Recently I was given an opportunity to try Legere's new bassoon reed prototype. I was expecting it to sound like an electric kazoo. When I tried it-I was blown away by how musical, warm, dynamic the reed sounded. I was and still am amazed. Not only does it play like one of the best cane reeds ever but it STAYS THE SAME for MONTHS! It doesn't change after a 4-hour intense gig. It doesn't change in dry or wet, cold or hot weather. I CAN DEPEND on this reed to deliver exactly what I want it to. The dynamics of this reed are second to none. What a fabulous idea; for people who just like to play and not spend half their lives profiling cane and watching it dry - the Legere bassoon reed.
About the most radical development in bassoon reed technology that I'm aware of in the last 100 years.
|For the past couple of months, I've been playing exclusively on a Legere synthetic bassoon reed. I'm almost reluctant to reveal publicly how much I am enjoying the experience. As good as these reeds are, I'm sure that even the folks at Legere understand that it will take a long time to have synthetic reeds accepted as mainstream in our worldwide culture of bassoonists, at least among professionals. Prospective conservatory students will want the assurance that a bassoon teacher will continue devote the time and energy to the teaching of cane reed making, as I will, even if the professional happens to be "doing a little Legere on the side".
That having been said, I have gone through a variety of repertoire since the start of my Legere experiment. In late February, shortly after receiving my first samples, I decided to be brave, and play on the Legere reed for the opening of our fourth repetition that week of Mozart's Symphony No. 39. I figured, that I could switch back to my cane reed after the intro. I wound up using it for the entire symphony. I asked my colleagues if they noticed, and all told me that the sound was fine.

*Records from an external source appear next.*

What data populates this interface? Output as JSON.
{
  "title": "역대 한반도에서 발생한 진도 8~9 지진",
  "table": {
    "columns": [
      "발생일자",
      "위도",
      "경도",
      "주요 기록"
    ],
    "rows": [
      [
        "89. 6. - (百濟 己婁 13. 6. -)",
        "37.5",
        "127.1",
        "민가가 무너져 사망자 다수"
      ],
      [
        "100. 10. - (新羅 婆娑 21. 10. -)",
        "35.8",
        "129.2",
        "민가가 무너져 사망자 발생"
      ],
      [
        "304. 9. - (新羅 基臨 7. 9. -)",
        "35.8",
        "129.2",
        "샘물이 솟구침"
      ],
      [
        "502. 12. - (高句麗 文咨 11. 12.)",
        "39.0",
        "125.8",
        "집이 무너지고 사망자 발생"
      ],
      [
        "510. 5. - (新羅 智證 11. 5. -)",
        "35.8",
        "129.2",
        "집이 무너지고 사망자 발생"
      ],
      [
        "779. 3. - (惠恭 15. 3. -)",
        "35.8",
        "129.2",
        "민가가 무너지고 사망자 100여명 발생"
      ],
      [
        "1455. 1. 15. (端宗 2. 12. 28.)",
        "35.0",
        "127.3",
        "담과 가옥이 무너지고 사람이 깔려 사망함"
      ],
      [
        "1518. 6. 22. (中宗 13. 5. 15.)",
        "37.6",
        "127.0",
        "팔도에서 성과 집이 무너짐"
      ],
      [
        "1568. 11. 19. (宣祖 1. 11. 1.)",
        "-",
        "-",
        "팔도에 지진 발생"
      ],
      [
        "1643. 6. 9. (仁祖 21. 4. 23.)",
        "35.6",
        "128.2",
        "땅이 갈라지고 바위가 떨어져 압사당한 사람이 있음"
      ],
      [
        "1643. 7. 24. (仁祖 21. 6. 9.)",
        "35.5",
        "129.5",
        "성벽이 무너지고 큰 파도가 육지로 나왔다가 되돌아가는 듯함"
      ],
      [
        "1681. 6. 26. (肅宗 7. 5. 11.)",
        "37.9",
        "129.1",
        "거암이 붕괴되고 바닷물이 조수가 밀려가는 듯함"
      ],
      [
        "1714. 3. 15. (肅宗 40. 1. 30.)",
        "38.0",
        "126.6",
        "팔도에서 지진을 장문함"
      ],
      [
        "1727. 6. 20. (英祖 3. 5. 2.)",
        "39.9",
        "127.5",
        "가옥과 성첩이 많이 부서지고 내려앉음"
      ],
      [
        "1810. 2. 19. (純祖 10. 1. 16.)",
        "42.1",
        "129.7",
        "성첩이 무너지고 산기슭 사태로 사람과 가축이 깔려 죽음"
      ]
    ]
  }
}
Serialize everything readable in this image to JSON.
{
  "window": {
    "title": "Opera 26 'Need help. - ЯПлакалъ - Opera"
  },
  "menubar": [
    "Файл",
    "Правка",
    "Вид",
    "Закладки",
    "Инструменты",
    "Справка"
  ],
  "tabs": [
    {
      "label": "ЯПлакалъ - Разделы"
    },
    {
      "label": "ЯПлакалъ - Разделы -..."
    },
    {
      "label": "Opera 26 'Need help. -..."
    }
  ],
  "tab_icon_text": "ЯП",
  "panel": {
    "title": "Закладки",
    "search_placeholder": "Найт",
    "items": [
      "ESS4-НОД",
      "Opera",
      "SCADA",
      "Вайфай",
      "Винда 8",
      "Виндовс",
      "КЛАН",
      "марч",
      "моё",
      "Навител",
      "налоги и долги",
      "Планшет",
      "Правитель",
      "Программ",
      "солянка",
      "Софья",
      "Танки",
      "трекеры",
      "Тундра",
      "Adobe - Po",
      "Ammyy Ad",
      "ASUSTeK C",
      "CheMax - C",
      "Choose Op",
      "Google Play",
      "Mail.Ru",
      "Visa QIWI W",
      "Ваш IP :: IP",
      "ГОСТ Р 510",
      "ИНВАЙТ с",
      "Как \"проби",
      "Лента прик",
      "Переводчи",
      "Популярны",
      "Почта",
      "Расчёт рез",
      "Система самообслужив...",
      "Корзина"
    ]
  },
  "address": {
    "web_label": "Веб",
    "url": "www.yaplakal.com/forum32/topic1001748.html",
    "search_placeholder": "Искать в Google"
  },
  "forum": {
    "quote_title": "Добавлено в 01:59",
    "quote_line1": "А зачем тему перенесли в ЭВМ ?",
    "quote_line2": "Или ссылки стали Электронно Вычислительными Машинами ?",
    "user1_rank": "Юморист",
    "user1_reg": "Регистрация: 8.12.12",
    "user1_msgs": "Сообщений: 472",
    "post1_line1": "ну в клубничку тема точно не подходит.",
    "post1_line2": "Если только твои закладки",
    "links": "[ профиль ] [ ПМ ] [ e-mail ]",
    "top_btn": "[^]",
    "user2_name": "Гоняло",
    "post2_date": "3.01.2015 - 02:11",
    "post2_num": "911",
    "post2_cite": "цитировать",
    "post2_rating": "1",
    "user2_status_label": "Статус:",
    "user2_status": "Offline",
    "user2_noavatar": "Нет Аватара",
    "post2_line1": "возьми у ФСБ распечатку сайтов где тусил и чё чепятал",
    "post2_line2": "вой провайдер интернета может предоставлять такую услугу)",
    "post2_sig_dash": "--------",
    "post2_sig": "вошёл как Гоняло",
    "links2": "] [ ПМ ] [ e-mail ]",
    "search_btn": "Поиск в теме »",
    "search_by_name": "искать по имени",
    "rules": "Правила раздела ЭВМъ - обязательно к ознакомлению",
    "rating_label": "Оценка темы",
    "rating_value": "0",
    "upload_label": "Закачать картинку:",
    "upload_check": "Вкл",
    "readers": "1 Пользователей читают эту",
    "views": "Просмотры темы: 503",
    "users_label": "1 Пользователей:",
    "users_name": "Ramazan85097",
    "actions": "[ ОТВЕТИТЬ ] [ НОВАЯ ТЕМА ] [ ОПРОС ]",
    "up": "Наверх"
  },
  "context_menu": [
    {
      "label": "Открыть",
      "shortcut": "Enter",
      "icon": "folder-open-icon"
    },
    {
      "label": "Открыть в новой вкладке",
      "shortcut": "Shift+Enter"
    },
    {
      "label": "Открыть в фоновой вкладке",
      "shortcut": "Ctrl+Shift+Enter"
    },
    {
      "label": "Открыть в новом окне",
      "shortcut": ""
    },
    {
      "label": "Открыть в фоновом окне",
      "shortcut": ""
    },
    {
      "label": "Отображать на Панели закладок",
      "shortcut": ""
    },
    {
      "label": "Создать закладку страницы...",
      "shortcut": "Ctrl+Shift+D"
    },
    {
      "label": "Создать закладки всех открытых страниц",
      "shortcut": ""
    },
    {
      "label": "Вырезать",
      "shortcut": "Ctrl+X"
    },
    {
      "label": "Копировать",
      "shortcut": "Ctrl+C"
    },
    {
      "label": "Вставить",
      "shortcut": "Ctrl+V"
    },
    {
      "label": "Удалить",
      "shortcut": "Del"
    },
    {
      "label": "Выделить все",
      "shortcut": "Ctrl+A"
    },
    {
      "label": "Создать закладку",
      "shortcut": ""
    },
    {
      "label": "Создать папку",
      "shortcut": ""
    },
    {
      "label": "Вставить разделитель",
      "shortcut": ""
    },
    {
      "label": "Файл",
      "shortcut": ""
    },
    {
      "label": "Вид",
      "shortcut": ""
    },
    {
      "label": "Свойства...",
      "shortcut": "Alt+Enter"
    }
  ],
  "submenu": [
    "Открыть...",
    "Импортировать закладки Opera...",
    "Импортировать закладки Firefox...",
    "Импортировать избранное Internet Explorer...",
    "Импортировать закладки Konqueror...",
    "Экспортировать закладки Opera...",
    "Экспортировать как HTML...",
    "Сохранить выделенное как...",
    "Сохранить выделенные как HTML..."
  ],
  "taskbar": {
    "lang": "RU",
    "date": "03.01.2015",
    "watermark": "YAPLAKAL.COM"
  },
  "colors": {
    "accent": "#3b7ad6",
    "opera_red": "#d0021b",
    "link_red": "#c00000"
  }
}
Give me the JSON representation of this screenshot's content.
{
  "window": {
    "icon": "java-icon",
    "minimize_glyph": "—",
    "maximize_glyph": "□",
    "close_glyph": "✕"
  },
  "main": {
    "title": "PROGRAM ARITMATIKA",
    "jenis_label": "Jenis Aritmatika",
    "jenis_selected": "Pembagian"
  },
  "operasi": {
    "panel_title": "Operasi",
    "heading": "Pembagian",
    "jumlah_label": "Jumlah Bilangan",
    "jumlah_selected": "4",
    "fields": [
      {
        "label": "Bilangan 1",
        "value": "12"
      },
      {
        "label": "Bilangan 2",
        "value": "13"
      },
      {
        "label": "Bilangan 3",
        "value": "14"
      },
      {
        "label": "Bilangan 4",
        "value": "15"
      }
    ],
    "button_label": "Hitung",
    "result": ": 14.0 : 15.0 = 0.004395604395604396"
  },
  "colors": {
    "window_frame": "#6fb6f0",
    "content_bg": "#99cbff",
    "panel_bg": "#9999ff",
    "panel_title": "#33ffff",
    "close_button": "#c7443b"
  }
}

I continued to play on it during the month of March, throughout the San Francisco Symphony's American Mavericks Festival in San Francisco, Chicago, Ann Arbor, and New York. Through many works, both orchestral and chamber, some of extreme difficulty (such as David Del Tredici's "Syzygy"), my Legere reed performed reliably, with fewer changes due to weather than cane reeds.
More recently I played Firebird here in Davies Hall, and reports from colleagues in the orchestra were very positive. I felt that the reliability of the reed allowed me to refine my nuances of phrasing more than ever before.
The big question remains TONE - that basic sound wave produced by the combination of reed, bocal, and instrument. Am I sacriificing something in exchange for that ease of musical line? This will take a while to answer. One of the most encouraging endorsements so far comes from Jack Vad, the long time SFS recording engineer. No one knows the sounds and personalities of the SFS players more than Jack does, and he was extremely positive about the bassoon sound in the Berceuse last week.
Although my current reed shows no sign of wearing out, I am in the process of breaking in some new Legere reeds, and hope to have them humming like my favorite one very soon.